This verse promises all who are God’s sheep that they not only can, but that they do, hear His voice. Many born-again people doubt the truth of this statement based on their experience. They don’t think they can hear God’s voice. However, the Word of God is true – not our experience.
The harmony between what this verse says and what our experiences say is that it is our new born-again spirit that hears God’s voice. Although God has spoken and still does speak in an audible voice at times, very few people experience this. God speaks to our inner person (spirit) and our inner person hears Him. The problem comes when we aren’t sensitive to, or controlled by, our spirit but are walking in the vanity of our mind. The Bible calls this walking in the flesh instead of the Spirit, Galatians 5:16-18.
Man is a spirit, soul, and body. Our spirits are as perfect as they will ever be in heaven. If we will change our thinking so that we believe what God says in His Word about who we are and what we have, then this agreement between our spirit and soul forms a majority and our flesh will experience the life of God that has been deposited in our spirits.
Prayer, Bible study, fasting, fellowship, etc. are ways of refocusing our mind’s attention away from the voice of this world and back to the voice of our Shepherd who is constantly communicating with our spirit. If we fail to renew our minds, we can live our entire time on this earth without experiencing the abundant life that Jesus provided for us. Listen, and you will hear His voice speak to you through His Word today.
John 8:4-5 “They say unto him, Master, this woman was taken in adultery, in the very act. Now Moses in the law commanded us, that such should be stoned: but what sayest thou?”
This was possibly the most potentially damaging temptation the scribes and Pharisees ever presented to Jesus. Much of Jesus’ widespread popularity with the people was because of His examples of and teachings about God’s mercy and forgiveness towards sinners. This was received with great enthusiasm by the people who, before this time had been presented with only a harsh, legalistic, judgmental picture of God.

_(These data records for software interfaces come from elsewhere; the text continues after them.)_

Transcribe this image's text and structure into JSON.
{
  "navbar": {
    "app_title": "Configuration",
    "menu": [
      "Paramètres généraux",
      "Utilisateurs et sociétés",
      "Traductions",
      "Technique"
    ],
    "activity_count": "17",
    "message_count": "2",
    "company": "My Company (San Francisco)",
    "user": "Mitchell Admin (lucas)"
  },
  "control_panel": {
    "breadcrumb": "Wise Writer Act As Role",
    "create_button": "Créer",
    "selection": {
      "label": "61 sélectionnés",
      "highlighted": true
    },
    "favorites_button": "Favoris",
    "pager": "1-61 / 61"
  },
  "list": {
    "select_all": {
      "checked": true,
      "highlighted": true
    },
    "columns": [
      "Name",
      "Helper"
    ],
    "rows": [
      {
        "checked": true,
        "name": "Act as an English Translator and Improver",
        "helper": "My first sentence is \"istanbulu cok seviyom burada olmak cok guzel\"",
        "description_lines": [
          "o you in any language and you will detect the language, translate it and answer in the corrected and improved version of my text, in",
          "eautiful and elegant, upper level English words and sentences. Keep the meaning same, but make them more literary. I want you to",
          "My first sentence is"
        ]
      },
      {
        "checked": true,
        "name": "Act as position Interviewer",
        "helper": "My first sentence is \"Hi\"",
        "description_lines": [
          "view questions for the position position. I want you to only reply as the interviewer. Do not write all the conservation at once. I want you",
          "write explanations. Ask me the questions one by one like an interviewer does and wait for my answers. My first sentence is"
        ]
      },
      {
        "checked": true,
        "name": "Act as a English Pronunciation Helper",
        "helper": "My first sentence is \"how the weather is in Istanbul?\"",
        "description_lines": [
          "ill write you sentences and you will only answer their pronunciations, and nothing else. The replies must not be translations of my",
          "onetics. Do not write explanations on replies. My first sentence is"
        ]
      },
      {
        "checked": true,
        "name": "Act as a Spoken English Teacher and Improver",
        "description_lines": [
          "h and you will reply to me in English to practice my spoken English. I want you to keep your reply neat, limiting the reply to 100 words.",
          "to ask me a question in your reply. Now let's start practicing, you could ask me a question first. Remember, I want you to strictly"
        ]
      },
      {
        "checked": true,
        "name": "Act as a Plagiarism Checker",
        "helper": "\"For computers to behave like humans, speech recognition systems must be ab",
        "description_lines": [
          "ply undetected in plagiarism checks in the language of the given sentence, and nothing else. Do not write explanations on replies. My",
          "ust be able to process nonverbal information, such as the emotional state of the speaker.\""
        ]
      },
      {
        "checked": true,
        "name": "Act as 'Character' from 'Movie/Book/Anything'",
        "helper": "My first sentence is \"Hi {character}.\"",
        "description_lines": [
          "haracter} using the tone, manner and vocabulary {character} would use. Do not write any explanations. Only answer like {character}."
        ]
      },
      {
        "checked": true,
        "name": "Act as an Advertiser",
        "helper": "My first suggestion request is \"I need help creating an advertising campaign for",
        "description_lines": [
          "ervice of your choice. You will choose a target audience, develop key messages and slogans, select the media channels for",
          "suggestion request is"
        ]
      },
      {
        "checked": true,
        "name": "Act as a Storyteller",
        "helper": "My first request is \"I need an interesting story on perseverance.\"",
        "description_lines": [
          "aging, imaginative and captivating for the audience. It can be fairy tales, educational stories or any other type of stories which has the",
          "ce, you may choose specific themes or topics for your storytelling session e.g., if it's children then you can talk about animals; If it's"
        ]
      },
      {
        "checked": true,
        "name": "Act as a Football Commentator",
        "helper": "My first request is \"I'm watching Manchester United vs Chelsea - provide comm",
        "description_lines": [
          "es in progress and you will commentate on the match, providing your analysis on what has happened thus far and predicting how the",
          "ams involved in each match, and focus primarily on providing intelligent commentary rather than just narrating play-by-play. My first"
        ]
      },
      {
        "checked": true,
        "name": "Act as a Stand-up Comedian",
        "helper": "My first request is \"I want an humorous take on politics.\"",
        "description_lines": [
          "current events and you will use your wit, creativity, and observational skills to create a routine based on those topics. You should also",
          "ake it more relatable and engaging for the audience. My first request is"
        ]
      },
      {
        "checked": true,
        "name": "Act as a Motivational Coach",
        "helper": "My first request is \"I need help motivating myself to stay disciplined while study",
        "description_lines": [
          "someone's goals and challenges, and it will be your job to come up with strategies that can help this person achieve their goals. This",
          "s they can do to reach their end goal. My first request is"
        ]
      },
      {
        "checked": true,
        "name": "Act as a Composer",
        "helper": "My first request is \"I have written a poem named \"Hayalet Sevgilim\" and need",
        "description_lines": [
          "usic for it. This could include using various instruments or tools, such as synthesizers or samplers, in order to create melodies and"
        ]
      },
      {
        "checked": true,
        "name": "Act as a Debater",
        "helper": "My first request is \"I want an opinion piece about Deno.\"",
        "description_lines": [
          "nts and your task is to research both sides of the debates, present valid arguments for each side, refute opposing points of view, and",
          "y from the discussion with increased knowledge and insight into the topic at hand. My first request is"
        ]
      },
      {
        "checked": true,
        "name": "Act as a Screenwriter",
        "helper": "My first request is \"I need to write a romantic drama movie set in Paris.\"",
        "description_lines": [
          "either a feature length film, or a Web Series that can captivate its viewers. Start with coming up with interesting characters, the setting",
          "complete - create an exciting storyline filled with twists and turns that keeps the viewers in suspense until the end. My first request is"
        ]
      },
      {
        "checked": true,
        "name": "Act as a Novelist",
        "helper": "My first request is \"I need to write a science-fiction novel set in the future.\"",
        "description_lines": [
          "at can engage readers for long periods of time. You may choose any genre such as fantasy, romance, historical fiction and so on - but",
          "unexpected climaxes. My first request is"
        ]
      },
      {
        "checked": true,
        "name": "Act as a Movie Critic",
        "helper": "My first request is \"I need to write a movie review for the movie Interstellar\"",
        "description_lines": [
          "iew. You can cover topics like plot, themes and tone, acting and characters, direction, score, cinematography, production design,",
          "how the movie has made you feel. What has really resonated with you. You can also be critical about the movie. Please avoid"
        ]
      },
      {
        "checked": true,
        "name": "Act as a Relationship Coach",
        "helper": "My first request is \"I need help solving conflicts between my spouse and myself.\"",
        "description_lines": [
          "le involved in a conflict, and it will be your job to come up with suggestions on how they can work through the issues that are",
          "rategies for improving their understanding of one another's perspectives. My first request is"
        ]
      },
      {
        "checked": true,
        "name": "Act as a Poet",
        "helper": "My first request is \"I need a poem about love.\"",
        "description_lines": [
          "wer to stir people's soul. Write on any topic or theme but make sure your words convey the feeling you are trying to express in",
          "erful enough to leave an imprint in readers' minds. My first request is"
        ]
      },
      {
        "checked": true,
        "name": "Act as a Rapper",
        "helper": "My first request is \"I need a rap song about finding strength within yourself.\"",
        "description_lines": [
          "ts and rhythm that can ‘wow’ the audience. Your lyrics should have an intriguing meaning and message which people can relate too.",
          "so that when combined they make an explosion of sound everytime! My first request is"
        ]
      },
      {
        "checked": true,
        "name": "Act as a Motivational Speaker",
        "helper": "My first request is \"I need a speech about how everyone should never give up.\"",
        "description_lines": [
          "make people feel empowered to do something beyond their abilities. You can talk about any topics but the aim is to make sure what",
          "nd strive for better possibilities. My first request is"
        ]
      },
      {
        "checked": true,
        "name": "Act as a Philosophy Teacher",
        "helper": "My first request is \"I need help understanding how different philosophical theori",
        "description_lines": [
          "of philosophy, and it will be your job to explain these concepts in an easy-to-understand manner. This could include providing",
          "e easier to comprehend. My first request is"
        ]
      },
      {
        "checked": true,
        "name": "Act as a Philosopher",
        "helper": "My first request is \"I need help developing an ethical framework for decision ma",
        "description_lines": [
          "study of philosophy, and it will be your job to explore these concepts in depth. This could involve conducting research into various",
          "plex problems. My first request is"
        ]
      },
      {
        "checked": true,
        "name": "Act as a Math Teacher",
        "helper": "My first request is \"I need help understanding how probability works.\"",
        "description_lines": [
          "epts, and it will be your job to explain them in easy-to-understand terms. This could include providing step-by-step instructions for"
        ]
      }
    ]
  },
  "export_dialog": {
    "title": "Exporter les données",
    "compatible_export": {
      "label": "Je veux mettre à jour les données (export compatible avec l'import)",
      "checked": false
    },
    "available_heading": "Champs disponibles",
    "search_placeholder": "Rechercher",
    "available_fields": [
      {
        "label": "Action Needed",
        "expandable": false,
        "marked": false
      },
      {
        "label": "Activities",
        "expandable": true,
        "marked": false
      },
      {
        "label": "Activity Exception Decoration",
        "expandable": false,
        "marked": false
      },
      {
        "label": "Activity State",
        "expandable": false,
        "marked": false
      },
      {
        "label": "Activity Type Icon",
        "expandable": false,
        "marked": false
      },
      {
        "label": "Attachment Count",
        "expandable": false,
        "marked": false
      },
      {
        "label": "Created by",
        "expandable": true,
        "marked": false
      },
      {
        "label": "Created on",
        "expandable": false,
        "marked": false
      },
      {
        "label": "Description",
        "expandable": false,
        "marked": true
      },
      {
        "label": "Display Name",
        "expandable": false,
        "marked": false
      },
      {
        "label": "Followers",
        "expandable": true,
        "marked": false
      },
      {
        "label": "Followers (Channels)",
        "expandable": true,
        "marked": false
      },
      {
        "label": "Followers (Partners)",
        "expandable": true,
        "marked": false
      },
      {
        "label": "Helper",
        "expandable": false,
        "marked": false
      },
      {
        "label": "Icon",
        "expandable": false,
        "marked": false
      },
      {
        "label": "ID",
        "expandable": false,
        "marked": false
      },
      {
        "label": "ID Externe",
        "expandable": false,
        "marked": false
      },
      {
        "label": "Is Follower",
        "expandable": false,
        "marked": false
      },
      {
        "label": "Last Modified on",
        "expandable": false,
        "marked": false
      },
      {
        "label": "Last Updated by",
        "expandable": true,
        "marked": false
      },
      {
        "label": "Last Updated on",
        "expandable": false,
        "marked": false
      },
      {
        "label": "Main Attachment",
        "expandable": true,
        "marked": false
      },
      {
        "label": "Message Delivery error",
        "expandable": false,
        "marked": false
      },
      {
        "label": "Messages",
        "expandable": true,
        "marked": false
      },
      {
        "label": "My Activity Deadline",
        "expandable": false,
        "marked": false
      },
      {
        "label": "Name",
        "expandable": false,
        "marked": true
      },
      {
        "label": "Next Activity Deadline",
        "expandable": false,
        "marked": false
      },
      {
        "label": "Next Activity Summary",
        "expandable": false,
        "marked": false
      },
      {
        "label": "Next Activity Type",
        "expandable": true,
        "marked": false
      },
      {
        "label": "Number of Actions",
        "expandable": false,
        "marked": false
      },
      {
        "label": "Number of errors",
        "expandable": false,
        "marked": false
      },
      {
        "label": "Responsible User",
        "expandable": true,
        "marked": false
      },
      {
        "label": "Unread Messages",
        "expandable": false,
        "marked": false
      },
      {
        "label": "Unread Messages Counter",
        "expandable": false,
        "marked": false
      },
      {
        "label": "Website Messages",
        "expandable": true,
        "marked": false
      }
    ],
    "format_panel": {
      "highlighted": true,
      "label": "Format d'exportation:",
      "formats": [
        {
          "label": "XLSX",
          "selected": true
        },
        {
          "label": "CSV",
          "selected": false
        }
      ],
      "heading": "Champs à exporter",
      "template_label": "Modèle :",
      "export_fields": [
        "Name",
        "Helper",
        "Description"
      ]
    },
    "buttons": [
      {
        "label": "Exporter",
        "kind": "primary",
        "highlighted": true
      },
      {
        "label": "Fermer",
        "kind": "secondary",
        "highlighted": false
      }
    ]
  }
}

The scribes and Pharisees had often tried to portray Jesus as condoning or practicing sin because of His association with sinners and His ministry to them when it violated Jewish traditions, such as the Sabbath. However, Jesus had successfully turned every attack into a victory for the side of grace and mercy.
This time, the Jews felt that they had Him “cornered.” If Jesus held to His teachings of forgiveness and refused to stone this woman, He would be in direct rebellion to the law of Moses. This would give these Jews legal grounds to kill Jesus. On the other hand, if He stoned the woman as the law declared, the people would forsake Him. It looked like they had Him trapped either way He went.
As always, the foolishness of God is wiser than men, and Jesus rose to the occasion. He did not condone the sin nor disregard the law of Moses. He simply told the one who was without sin to cast the first stone. As the Holy Ghost began to convict them of their own sin, they all had to leave. They, therefore, could not fault Jesus for not stoning the woman. Jesus was justified in His forgiveness of this woman because He was operating under the dispensation of grace. Think about God’s grace today.